Pricing at other market hubs was more subdued. Deliveries to the Chicago Citygate were flat at $1.72, and gas at the Henry Hub rose 2 cents to $1.59. Deliveries to El Paso Permian added 5 cents to $1.48, and gas at the PG&E Citygate was unchanged at $1.76.
Fundamental analyst New York-based PIRA said with bid week pricing coming in about 50 cents lower than February indices, the weak pricing environment is likely to accelerate production declines.
"Much is riding on the demand and supply response to such prices considering the fallout on U.S. and Canadian storage tied to the collapse in heating loads during February," PIRA said in a report. "The South Central will account for about 50% of this month's overall expansion in the year-on-year U.S. storage surplus.
"The resulting end-February overhang is clearly an impediment standing in the way of a near-term price recovery, especially after considering the South's increased exposure to Appalachia supply tied to pipeline capacity additions between the regions. Still, given the lack of any draw last March, that surplus is likely to start to contract. Moreover, the acute price weakness now in effect also stands to accelerate U.S. production weakness -- even in Appalachia."
Analysts said Tuesday's modest gains may have been the result of profit-taking since April couldn't breach 17 year lows at $1.682.
"Some of the buying may have been related to timing expectations” for the Department of Energy’s gas storage report, “although the estimates for 40 Bcf or so in net withdrawals would still fall short of the 137 Bcf five-year average for the week ended Feb. 26," said Tim Evans of Citi Futures Perspective on Tuesday.
"The updated temperature forecast was modestly warmer than a day ago, but mostly shifted heating demand between the weeks ahead."
Evans is forecasting below-average withdrawals in the weeks ahead, culminating in the first injection for the week of March 16 at 13 Bcf. By that time, the year-on-five-year surplus is expected to balloon to 850 Bcf.
Good news for market bulls in that the El Nino in place since November is finally dissipating. "The National Oceanic and Atmospheric Administration (NOAA) projects this El Nino to continue weakening into spring and transition to neutral conditions by late spring or early summer 2016,” said Wunderground.com. The odds of a La Nina event for 2016-2017 will be going up as autumn approaches.

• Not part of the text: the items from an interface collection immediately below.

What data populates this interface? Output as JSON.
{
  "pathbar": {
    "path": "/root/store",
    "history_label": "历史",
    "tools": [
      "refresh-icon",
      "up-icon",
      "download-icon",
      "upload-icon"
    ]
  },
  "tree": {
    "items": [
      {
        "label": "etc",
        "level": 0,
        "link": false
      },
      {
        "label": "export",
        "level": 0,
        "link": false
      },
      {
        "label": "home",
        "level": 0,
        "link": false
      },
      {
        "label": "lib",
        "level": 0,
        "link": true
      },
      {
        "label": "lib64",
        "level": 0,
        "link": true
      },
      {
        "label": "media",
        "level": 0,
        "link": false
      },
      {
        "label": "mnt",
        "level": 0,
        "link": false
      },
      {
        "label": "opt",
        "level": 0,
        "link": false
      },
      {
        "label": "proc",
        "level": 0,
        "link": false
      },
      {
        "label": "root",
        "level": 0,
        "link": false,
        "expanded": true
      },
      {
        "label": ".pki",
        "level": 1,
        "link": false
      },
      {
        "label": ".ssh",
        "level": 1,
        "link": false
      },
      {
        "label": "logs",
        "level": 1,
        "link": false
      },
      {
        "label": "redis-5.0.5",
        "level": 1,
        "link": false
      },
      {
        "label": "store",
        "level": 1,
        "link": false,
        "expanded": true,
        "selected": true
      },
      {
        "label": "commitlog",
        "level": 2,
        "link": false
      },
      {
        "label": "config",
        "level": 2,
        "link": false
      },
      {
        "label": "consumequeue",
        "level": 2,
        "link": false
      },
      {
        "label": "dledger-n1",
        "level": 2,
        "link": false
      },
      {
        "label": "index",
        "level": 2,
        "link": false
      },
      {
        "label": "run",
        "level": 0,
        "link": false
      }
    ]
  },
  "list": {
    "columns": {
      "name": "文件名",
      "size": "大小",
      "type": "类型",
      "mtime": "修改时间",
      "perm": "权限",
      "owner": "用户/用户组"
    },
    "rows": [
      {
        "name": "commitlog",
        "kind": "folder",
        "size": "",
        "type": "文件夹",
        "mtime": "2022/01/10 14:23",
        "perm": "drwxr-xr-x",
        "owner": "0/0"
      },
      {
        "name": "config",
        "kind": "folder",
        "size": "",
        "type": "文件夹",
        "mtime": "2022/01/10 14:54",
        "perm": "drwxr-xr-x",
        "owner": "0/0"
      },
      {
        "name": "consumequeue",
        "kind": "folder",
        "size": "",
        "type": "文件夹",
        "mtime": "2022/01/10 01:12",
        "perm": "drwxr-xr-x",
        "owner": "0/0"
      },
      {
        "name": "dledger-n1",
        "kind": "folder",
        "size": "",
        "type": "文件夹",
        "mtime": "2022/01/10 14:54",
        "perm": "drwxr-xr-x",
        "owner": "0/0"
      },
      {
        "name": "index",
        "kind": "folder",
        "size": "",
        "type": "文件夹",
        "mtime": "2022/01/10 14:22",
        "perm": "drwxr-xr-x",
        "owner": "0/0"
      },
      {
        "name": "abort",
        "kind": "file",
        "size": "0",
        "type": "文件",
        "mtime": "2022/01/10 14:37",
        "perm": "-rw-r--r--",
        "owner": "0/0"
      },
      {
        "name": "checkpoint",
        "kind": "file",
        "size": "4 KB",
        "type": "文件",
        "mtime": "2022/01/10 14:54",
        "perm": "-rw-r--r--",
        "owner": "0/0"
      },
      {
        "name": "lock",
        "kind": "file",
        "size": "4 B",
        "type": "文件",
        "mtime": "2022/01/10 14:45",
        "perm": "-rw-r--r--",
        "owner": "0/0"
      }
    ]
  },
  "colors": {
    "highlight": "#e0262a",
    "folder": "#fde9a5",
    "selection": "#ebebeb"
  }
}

The weekly sea surface temperature reading, taken within the Nino 3.4 region near the equator, is at 2.1 degrees C above average, which is down substantially from the previous week's 2.4 degrees C above average. The +3.1 degrees C peak recorded in late November 2015 was the highest weekly value observed during any El Nino event in NOAA's records going back to 1950.
Thursday's storage report is expected to show a build below seasonal norms. Last year 227 Bcf was pulled, and the five-year pace is for a 137 Bcf withdrawal. Citi Futures is calculating a 35 Bcf withdrawal, and a Reuters poll of 22 traders and analysts revealed an average 41 Bcf decline with a range of -32 Bcf to -65 Bcf.